With the explosion of online education, business leaders have a new tool to develop their organization’s talent. Still, there are some distinctions leaders should consider when using online platforms vs. face-to-face learning.
1. Even Though It’s Online, Facilitate Student Collaboration
One of the biggest draws of online education — the ability to learn anytime, anywhere — can also be its biggest drawback. The distance between peers means online courses need to get creative to promote learner collaboration.
To accomplish social collaboration online, Larry Bouthillier, an instructor of computer science at Harvard Extension School and director of online education at New England Institute of Technology, instructs his students to do weekly practice problems and exercises, followed by their peers assessing the work and providing feedback. This helps his students get to know each other in an online environment, which in turn helps them learn the course material.
2. Use Video, But Be Authentic
Another way to reach students is through online video. More than 80 percent of smartphone users stream video, according to The NPD Group Inc., a market research firm, making the medium an effective way to engage users online.
Bouthillier said his courses feature canned videos as well as informal ones, which he said promotes student engagement and success. His informal videos last between seven and 14 minutes, and he keeps his tone conversational, avoiding a lecturing style. “More importantly, I do fresh video every week, in which I talk about interactions with students the prior week. It shows I’m listening and reacting and that I care about what students are doing,” Bouthillier said.
3. Use Online Components With In-Person Education

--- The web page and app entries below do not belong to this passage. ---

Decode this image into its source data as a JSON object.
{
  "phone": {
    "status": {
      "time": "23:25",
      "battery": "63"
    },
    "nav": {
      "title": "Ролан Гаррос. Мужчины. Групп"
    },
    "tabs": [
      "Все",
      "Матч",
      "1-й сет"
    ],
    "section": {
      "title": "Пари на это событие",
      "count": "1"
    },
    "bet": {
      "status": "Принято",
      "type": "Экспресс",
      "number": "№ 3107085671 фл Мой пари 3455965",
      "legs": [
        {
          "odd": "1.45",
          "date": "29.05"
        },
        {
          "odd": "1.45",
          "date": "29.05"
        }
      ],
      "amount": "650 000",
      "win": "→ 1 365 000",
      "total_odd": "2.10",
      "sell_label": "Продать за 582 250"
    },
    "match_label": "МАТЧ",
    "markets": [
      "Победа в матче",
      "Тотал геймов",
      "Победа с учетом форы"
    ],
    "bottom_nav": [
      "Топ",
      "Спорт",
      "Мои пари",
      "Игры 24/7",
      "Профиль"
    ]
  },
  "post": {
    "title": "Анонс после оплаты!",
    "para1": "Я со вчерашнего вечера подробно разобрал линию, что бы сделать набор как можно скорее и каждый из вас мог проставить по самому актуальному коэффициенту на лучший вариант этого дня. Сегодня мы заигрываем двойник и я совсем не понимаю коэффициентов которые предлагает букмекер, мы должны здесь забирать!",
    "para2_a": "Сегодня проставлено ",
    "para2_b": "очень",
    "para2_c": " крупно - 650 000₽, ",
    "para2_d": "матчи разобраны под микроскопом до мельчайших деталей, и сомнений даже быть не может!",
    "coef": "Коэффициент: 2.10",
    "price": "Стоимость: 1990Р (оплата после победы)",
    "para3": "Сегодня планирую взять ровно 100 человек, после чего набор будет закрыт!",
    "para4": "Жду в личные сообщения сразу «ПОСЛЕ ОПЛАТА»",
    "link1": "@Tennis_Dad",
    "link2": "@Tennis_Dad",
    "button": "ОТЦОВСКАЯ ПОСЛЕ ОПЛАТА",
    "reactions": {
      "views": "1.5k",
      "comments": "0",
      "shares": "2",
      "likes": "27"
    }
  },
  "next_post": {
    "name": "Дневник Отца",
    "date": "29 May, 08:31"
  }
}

In some cases, online education is a great tool for in-person learning. Gautam Kaul, a special counsel on academic innovation to the provost at University of Michigan and a professor of finance and business administration who also teaches on Coursera, said his students learn course material online outside of class time, which is then used to reinforce concepts through peer discussion and application. This helps students learn more in the same amount of time, Kaul said.
Lauren Dixon is an associate editor at Talent Economy.